In freelance dev work, this is the single most important question I ask:
“Imagine we’re at the end of the engagement and you’re really happy with the results. What does success look like to you?”
I ask this right at the start. Here’s why.
The Diminishing Value of Services
Before you perform any service, the client has a pressing need. They want something done. They need you to scratch their itch.
Once the itch is gone, they sometimes forget how bad it felt. They forget the pain you made go away.
Roger Dawson calls this “The Call Girl Syndrome”. Yeah, I’m sorry about that one – Dawson wrote that in a different era and I hesitated before quoting it – but it does give you the idea. Once the service is over, the client very often forgets how much they wanted it.
Getting the Goals Clear
So, I do ask this question to let us both establish the value of the work. However, talking about objectives upfront is more than just establishing worth.
“If you don’t know where you are going, you’ll end up someplace else.”
“Begin with the end in mind” is one of Stephen Covey’s 7 Habits of Highly Effective People, but what do you do if you don’t know what the end looks like?
Very often working on a new video game project, you don’t. The first phase of most game design work is to find something fun. Identify a fun game mechanic and then build a game around it.
The thing is, what’s fun? If you knew before you started it would be easy – but you normally don’t. You can time box it, maybe, but you can’t even plan for it. You might find the most amazing, fun idea comes late in the day – and you need to change a lot of the game to make the most of it.

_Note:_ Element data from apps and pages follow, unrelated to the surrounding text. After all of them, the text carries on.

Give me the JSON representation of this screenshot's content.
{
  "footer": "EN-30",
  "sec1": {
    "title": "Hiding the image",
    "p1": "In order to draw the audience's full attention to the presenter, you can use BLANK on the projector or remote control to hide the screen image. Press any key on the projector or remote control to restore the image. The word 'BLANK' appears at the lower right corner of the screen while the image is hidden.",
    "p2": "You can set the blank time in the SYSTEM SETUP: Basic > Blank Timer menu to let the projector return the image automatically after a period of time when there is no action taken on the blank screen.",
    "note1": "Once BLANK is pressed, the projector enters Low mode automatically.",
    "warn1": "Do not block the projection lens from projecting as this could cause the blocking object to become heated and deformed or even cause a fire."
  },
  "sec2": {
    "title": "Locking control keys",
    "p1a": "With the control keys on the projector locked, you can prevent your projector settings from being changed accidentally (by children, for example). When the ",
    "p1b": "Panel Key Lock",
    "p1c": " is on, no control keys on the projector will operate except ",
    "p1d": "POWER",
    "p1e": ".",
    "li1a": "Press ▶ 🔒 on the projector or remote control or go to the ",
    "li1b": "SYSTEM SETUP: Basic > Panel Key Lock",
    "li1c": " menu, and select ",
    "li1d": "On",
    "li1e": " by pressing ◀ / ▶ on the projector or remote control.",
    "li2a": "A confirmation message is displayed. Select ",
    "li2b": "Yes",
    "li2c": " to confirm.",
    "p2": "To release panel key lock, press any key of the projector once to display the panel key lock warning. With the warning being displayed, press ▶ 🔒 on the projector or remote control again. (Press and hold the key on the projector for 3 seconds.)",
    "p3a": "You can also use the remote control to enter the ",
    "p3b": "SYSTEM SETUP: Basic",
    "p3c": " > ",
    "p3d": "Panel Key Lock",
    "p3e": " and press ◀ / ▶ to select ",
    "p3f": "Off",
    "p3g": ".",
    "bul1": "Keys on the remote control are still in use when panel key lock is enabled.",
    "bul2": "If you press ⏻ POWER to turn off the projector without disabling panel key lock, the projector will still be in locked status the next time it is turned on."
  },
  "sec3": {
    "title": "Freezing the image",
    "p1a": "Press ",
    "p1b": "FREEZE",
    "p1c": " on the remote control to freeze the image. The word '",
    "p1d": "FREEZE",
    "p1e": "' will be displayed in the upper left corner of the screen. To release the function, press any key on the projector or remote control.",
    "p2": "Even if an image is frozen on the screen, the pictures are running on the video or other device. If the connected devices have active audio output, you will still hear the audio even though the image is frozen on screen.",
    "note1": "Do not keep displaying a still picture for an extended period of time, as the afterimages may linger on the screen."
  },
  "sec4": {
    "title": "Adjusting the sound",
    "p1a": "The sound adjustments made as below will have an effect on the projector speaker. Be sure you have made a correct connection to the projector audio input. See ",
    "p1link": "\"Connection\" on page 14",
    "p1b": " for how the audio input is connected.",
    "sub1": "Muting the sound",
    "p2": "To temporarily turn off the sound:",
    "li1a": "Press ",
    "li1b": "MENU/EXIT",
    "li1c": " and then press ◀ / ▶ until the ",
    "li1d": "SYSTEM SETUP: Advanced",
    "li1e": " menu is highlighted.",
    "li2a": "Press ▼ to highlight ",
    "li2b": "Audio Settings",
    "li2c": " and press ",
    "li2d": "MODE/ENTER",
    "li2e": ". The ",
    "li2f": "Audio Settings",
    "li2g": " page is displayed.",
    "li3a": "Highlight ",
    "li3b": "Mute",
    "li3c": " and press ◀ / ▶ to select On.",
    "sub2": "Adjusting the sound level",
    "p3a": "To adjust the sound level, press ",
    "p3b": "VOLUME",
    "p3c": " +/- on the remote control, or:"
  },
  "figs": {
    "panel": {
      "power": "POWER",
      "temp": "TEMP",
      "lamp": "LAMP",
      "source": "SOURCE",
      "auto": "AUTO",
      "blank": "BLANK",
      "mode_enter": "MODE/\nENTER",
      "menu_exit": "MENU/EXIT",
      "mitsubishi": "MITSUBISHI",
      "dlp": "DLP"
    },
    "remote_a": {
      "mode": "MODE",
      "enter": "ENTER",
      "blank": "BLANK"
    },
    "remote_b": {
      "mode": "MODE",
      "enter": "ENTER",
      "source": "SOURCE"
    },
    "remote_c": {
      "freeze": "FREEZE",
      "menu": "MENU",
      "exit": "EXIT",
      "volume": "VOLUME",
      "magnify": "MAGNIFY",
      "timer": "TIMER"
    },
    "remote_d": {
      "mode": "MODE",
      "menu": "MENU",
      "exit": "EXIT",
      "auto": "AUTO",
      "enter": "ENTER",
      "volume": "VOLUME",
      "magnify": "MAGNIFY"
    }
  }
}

Luckily, a lot of the freelance gamedev work I focus on tends to be more discrete. Maybe you have an Xbox game but want it ported to Playstation? Or Switch? Or you might want an expansion developed for your already established game? You might just want some UI work done.
Here, it’s easier to establish what we’re aiming for. It’s a little box of work we can both agree upon.
But whatever you want to achieve, the very act of thinking about what success looks like should be the first step. It helps find a common goal. And I like to imagine the end result of any engagement. Right at the start.